## What to produce
Exact copies of all the lines below are wanted, without a single picture.

[Start of section]

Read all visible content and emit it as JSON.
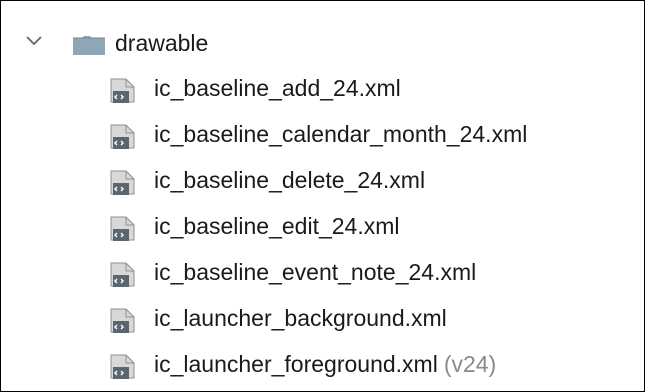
{
  "project_tree": {
    "folder": {
      "expanded": true,
      "label": "drawable",
      "chevron_icon": "chevron-down-icon",
      "folder_icon": "folder-icon"
    },
    "files": [
      {
        "label": "ic_baseline_add_24.xml",
        "icon": "xml-file-icon",
        "qualifier": ""
      },
      {
        "label": "ic_baseline_calendar_month_24.xml",
        "icon": "xml-file-icon",
        "qualifier": ""
      },
      {
        "label": "ic_baseline_delete_24.xml",
        "icon": "xml-file-icon",
        "qualifier": ""
      },
      {
        "label": "ic_baseline_edit_24.xml",
        "icon": "xml-file-icon",
        "qualifier": ""
      },
      {
        "label": "ic_baseline_event_note_24.xml",
        "icon": "xml-file-icon",
        "qualifier": ""
      },
      {
        "label": "ic_launcher_background.xml",
        "icon": "xml-file-icon",
        "qualifier": ""
      },
      {
        "label": "ic_launcher_foreground.xml",
        "icon": "xml-file-icon",
        "qualifier": "(v24)"
      }
    ]
  },
  "colors": {
    "text": "#1a1a1a",
    "qualifier_text": "#8a8a8a",
    "folder_icon": "#8fa6b7",
    "icon_line": "#666666"
  }
}
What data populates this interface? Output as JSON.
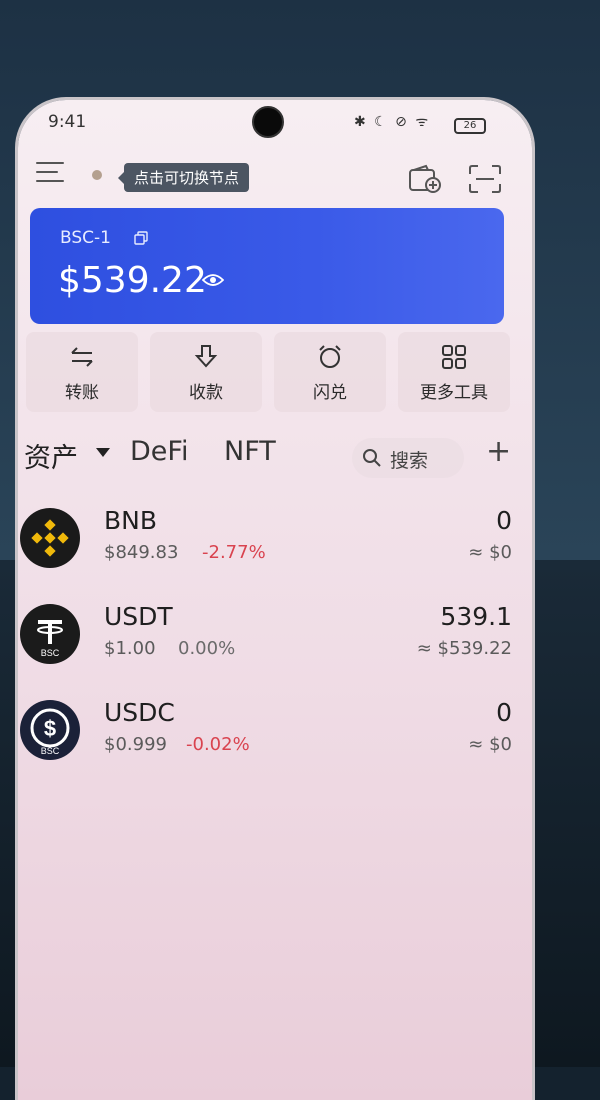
{
  "status_bar": {
    "time": "9:41",
    "icons": "✱ ☾ ⊘ ᯤ",
    "battery": "26"
  },
  "header": {
    "node_tooltip": "点击可切换节点"
  },
  "wallet_card": {
    "chain": "BSC-1",
    "balance": "$539.22",
    "accent": "#2f4fe0"
  },
  "actions": [
    {
      "label": "转账",
      "icon": "transfer-icon"
    },
    {
      "label": "收款",
      "icon": "receive-icon"
    },
    {
      "label": "闪兑",
      "icon": "swap-icon"
    },
    {
      "label": "更多工具",
      "icon": "more-tools-icon"
    }
  ],
  "tabs": {
    "assets": "资产",
    "defi": "DeFi",
    "nft": "NFT",
    "search": "搜索",
    "add": "+"
  },
  "assets": [
    {
      "name": "BNB",
      "price": "$849.83",
      "change": "-2.77%",
      "amount": "0",
      "value": "≈ $0"
    },
    {
      "name": "USDT",
      "price": "$1.00",
      "change": "0.00%",
      "amount": "539.1",
      "value": "≈ $539.22",
      "badge": "BSC"
    },
    {
      "name": "USDC",
      "price": "$0.999",
      "change": "-0.02%",
      "amount": "0",
      "value": "≈ $0",
      "badge": "BSC"
    }
  ],
  "colors": {
    "negative": "#d9434f",
    "card_blue": "#2f4fe0"
  }
}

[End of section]

## Response area
Read all visible content and emit it as JSON.
{
  "project_tree": {
    "folder": {
      "expanded": true,
      "label": "drawable",
      "chevron_icon": "chevron-down-icon",
      "folder_icon": "folder-icon"
    },
    "files": [
      {
        "label": "ic_baseline_add_24.xml",
        "icon": "xml-file-icon",
        "qualifier": ""
      },
      {
        "label": "ic_baseline_calendar_month_24.xml",
        "icon": "xml-file-icon",
        "qualifier": ""
      },
      {
        "label": "ic_baseline_delete_24.xml",
        "icon": "xml-file-icon",
        "qualifier": ""
      },
      {
        "label": "ic_baseline_edit_24.xml",
        "icon": "xml-file-icon",
        "qualifier": ""
      },
      {
        "label": "ic_baseline_event_note_24.xml",
        "icon": "xml-file-icon",
        "qualifier": ""
      },
      {
        "label": "ic_launcher_background.xml",
        "icon": "xml-file-icon",
        "qualifier": ""
      },
      {
        "label": "ic_launcher_foreground.xml",
        "icon": "xml-file-icon",
        "qualifier": "(v24)"
      }
    ]
  },
  "colors": {
    "text": "#1a1a1a",
    "qualifier_text": "#8a8a8a",
    "folder_icon": "#8fa6b7",
    "icon_line": "#666666"
  }
}
What data populates this interface? Output as JSON.
{
  "status_bar": {
    "time": "9:41",
    "icons": "✱ ☾ ⊘ ᯤ",
    "battery": "26"
  },
  "header": {
    "node_tooltip": "点击可切换节点"
  },
  "wallet_card": {
    "chain": "BSC-1",
    "balance": "$539.22",
    "accent": "#2f4fe0"
  },
  "actions": [
    {
      "label": "转账",
      "icon": "transfer-icon"
    },
    {
      "label": "收款",
      "icon": "receive-icon"
    },
    {
      "label": "闪兑",
      "icon": "swap-icon"
    },
    {
      "label": "更多工具",
      "icon": "more-tools-icon"
    }
  ],
  "tabs": {
    "assets": "资产",
    "defi": "DeFi",
    "nft": "NFT",
    "search": "搜索",
    "add": "+"
  },
  "assets": [
    {
      "name": "BNB",
      "price": "$849.83",
      "change": "-2.77%",
      "amount": "0",
      "value": "≈ $0"
    },
    {
      "name": "USDT",
      "price": "$1.00",
      "change": "0.00%",
      "amount": "539.1",
      "value": "≈ $539.22",
      "badge": "BSC"
    },
    {
      "name": "USDC",
      "price": "$0.999",
      "change": "-0.02%",
      "amount": "0",
      "value": "≈ $0",
      "badge": "BSC"
    }
  ],
  "colors": {
    "negative": "#d9434f",
    "card_blue": "#2f4fe0"
  }
}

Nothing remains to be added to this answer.